WORK REQUIRED ->
Within the listing, how many lines hold the word "name"? Give the number by itself.

DATA SHOWN ->
· · · · · · ·

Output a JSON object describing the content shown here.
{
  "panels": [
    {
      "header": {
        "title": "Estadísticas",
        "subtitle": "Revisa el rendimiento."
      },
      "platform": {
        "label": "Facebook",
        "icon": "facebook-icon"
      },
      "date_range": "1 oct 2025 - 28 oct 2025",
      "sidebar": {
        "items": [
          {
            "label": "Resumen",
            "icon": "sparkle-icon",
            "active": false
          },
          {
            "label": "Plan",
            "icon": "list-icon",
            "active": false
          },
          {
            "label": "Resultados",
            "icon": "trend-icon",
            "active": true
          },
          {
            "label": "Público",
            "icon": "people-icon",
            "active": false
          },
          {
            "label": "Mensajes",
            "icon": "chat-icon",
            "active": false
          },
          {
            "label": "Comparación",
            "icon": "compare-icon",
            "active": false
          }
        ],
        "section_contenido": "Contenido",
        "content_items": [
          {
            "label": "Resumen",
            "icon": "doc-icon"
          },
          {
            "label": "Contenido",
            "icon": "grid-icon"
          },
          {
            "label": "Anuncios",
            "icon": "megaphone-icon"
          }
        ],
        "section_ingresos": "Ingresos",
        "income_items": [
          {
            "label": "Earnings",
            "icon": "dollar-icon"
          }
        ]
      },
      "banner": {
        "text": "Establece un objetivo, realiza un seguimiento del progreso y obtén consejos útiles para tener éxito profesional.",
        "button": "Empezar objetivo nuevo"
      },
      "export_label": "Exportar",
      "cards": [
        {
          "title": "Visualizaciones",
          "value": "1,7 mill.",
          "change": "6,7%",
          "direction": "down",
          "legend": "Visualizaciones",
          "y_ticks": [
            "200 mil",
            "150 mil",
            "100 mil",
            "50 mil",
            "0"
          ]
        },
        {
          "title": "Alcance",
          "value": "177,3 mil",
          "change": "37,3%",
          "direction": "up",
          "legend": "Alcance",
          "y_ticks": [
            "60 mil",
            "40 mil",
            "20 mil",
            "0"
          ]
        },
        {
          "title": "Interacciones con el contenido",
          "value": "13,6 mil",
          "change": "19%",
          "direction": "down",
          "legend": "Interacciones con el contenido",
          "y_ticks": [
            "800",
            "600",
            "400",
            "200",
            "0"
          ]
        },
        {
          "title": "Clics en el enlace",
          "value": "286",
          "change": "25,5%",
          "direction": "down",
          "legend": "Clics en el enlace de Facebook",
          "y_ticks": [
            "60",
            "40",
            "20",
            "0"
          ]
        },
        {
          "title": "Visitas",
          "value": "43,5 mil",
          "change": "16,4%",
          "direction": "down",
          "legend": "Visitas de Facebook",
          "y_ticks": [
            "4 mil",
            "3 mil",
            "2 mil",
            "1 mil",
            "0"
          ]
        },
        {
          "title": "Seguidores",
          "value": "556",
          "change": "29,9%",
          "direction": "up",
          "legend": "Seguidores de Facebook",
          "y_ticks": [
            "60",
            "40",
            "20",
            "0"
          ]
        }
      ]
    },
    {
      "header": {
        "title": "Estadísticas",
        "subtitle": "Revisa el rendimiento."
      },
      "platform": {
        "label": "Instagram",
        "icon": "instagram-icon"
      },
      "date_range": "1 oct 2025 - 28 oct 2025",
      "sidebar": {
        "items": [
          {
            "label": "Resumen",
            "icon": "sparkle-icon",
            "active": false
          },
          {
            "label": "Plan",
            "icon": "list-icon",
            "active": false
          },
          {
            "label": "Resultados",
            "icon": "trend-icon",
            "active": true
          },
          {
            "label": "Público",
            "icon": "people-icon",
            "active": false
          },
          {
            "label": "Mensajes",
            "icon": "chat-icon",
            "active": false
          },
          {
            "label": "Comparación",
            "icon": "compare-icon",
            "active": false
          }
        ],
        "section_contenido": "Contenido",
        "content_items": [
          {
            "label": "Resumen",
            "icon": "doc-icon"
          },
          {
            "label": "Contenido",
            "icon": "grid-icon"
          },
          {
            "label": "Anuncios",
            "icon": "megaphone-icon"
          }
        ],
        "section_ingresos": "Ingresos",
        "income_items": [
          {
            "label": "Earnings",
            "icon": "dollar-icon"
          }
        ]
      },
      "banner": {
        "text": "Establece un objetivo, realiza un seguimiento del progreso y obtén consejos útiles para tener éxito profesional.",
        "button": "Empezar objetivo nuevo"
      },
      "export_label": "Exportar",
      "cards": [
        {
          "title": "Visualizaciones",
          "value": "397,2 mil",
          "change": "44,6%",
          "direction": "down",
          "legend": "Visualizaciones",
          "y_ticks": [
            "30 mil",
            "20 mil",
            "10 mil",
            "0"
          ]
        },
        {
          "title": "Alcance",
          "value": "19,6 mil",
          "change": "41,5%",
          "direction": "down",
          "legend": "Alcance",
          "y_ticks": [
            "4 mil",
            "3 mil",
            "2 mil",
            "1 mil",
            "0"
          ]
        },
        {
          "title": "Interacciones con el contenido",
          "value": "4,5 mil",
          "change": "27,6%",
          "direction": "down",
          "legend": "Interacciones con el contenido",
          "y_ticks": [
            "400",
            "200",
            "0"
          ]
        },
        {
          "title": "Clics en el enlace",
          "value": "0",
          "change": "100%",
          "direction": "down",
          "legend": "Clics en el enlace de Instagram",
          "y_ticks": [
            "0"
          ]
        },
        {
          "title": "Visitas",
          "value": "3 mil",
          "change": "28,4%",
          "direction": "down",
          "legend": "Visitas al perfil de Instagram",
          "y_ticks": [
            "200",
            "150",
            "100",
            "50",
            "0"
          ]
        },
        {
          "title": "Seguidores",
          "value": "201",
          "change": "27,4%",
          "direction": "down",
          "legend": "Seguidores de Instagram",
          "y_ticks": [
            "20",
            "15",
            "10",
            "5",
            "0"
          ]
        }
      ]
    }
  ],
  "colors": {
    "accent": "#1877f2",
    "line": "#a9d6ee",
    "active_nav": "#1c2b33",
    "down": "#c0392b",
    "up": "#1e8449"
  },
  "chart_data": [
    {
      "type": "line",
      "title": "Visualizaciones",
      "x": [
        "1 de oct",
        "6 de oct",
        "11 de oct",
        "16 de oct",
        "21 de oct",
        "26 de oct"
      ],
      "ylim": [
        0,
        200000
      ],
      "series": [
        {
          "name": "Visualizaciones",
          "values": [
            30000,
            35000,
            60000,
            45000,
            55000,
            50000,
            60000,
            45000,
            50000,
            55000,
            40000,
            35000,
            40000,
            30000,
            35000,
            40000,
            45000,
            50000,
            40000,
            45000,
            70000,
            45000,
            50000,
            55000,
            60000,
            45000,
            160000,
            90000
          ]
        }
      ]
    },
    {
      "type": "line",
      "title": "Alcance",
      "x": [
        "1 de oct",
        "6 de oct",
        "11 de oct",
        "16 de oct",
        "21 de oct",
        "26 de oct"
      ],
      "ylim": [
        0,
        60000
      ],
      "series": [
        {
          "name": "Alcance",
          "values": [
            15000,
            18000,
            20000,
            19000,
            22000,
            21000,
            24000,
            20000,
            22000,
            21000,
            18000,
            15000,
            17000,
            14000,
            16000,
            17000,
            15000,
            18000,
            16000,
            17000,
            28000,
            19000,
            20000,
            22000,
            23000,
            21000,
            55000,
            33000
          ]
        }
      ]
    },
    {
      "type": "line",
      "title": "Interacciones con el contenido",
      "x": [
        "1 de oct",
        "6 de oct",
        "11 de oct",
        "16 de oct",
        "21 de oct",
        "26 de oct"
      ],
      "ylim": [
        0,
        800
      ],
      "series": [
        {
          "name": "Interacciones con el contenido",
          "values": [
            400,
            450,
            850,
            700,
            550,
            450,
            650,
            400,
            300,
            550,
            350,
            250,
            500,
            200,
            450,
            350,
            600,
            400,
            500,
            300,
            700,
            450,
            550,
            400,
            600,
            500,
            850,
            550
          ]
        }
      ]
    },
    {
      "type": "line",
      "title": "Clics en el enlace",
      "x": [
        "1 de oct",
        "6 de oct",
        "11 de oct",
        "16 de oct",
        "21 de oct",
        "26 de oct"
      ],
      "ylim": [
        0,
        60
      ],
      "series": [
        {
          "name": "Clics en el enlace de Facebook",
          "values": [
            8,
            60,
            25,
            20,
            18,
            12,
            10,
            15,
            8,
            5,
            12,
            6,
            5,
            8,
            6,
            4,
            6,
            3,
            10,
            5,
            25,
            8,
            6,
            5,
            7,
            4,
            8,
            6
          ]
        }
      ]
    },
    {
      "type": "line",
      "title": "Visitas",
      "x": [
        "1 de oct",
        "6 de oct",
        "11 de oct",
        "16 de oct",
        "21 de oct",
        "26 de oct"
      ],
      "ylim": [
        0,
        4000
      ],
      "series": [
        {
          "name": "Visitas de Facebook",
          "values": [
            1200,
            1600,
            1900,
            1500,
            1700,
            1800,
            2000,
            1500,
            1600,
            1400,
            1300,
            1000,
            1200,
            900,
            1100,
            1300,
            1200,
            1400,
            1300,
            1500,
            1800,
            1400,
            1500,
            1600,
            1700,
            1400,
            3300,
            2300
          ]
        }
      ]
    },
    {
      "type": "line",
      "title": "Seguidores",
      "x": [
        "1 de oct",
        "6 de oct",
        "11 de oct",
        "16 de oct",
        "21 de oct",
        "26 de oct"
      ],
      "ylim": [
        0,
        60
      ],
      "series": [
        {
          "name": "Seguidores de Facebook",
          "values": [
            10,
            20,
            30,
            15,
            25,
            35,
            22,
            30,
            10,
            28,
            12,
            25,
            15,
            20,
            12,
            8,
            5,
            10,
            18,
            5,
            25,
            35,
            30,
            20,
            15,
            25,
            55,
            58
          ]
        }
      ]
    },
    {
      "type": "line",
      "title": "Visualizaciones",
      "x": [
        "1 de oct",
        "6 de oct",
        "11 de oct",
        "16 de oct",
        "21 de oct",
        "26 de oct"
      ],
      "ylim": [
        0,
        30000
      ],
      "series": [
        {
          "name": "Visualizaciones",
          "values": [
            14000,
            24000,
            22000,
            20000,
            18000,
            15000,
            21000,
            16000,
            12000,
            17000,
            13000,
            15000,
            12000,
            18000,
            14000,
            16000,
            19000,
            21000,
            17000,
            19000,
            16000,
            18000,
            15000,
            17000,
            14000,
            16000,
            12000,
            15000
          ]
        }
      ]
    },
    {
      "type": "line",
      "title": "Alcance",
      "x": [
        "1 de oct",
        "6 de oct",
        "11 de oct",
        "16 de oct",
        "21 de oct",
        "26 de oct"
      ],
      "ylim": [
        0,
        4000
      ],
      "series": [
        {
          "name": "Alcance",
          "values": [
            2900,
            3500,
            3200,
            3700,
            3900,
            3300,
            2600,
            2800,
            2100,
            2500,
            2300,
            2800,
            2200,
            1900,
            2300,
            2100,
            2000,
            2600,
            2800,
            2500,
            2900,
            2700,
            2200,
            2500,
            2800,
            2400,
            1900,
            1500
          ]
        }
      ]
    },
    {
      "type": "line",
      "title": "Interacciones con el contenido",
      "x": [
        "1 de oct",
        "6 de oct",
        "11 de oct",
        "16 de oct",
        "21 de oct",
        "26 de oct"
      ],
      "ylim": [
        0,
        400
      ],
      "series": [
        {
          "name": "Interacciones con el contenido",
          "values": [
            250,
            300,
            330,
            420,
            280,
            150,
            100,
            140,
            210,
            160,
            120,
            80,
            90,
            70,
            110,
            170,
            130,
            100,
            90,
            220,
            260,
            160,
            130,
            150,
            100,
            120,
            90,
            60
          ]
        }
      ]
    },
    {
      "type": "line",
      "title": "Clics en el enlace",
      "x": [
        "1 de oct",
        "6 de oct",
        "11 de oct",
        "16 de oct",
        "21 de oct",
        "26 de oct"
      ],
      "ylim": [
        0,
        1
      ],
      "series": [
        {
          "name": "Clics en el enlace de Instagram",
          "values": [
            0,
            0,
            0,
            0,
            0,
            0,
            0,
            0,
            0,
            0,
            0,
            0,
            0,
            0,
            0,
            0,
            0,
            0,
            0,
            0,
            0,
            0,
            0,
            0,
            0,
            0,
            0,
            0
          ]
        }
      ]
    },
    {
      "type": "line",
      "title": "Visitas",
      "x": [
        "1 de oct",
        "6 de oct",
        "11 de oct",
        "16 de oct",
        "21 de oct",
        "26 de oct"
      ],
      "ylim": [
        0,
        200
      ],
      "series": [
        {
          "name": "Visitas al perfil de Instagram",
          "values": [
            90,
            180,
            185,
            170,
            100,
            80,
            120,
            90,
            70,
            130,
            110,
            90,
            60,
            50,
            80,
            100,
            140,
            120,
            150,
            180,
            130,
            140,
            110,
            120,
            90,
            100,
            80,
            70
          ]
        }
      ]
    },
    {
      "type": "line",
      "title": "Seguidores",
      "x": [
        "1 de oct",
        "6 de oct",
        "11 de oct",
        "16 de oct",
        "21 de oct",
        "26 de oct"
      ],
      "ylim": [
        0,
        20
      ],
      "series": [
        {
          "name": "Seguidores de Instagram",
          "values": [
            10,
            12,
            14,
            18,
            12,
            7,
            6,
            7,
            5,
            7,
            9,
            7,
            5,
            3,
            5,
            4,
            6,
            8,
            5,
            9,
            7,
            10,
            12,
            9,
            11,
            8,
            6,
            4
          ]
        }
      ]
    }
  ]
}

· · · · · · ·

RESPONSE TO THIS EXERCISE ->
12